WORK TO BE COMPLETED >>
This exercise needs all of the entries set down again, exactly as they read.

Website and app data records
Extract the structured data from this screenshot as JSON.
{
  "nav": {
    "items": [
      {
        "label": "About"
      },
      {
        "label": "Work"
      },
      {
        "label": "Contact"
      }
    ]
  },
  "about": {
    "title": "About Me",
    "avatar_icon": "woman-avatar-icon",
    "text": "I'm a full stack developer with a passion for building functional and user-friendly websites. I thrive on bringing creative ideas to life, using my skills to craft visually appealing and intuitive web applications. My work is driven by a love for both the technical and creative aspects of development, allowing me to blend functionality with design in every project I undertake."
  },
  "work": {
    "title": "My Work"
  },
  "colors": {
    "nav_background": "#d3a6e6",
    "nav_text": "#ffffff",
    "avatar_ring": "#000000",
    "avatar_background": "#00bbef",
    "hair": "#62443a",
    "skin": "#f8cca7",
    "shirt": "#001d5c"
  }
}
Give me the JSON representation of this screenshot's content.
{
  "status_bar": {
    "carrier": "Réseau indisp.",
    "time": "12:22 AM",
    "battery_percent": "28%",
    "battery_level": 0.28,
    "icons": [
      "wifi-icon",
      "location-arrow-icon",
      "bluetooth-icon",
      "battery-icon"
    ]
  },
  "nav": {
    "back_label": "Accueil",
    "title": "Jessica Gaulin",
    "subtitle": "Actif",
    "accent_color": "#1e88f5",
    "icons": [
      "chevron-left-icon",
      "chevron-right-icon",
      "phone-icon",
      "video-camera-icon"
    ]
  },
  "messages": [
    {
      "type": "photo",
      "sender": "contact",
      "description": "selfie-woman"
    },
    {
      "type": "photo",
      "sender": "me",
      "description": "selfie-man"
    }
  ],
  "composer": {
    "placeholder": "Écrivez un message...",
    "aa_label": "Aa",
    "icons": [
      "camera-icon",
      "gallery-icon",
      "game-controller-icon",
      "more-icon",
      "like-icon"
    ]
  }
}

RESULT BELOW >>
Extract the structured data from this screenshot as JSON.
{
  "nav": {
    "items": [
      {
        "label": "About"
      },
      {
        "label": "Work"
      },
      {
        "label": "Contact"
      }
    ]
  },
  "about": {
    "title": "About Me",
    "avatar_icon": "woman-avatar-icon",
    "text": "I'm a full stack developer with a passion for building functional and user-friendly websites. I thrive on bringing creative ideas to life, using my skills to craft visually appealing and intuitive web applications. My work is driven by a love for both the technical and creative aspects of development, allowing me to blend functionality with design in every project I undertake."
  },
  "work": {
    "title": "My Work"
  },
  "colors": {
    "nav_background": "#d3a6e6",
    "nav_text": "#ffffff",
    "avatar_ring": "#000000",
    "avatar_background": "#00bbef",
    "hair": "#62443a",
    "skin": "#f8cca7",
    "shirt": "#001d5c"
  }
}
Give me the JSON representation of this screenshot's content.
{
  "status_bar": {
    "carrier": "Réseau indisp.",
    "time": "12:22 AM",
    "battery_percent": "28%",
    "battery_level": 0.28,
    "icons": [
      "wifi-icon",
      "location-arrow-icon",
      "bluetooth-icon",
      "battery-icon"
    ]
  },
  "nav": {
    "back_label": "Accueil",
    "title": "Jessica Gaulin",
    "subtitle": "Actif",
    "accent_color": "#1e88f5",
    "icons": [
      "chevron-left-icon",
      "chevron-right-icon",
      "phone-icon",
      "video-camera-icon"
    ]
  },
  "messages": [
    {
      "type": "photo",
      "sender": "contact",
      "description": "selfie-woman"
    },
    {
      "type": "photo",
      "sender": "me",
      "description": "selfie-man"
    }
  ],
  "composer": {
    "placeholder": "Écrivez un message...",
    "aa_label": "Aa",
    "icons": [
      "camera-icon",
      "gallery-icon",
      "game-controller-icon",
      "more-icon",
      "like-icon"
    ]
  }
}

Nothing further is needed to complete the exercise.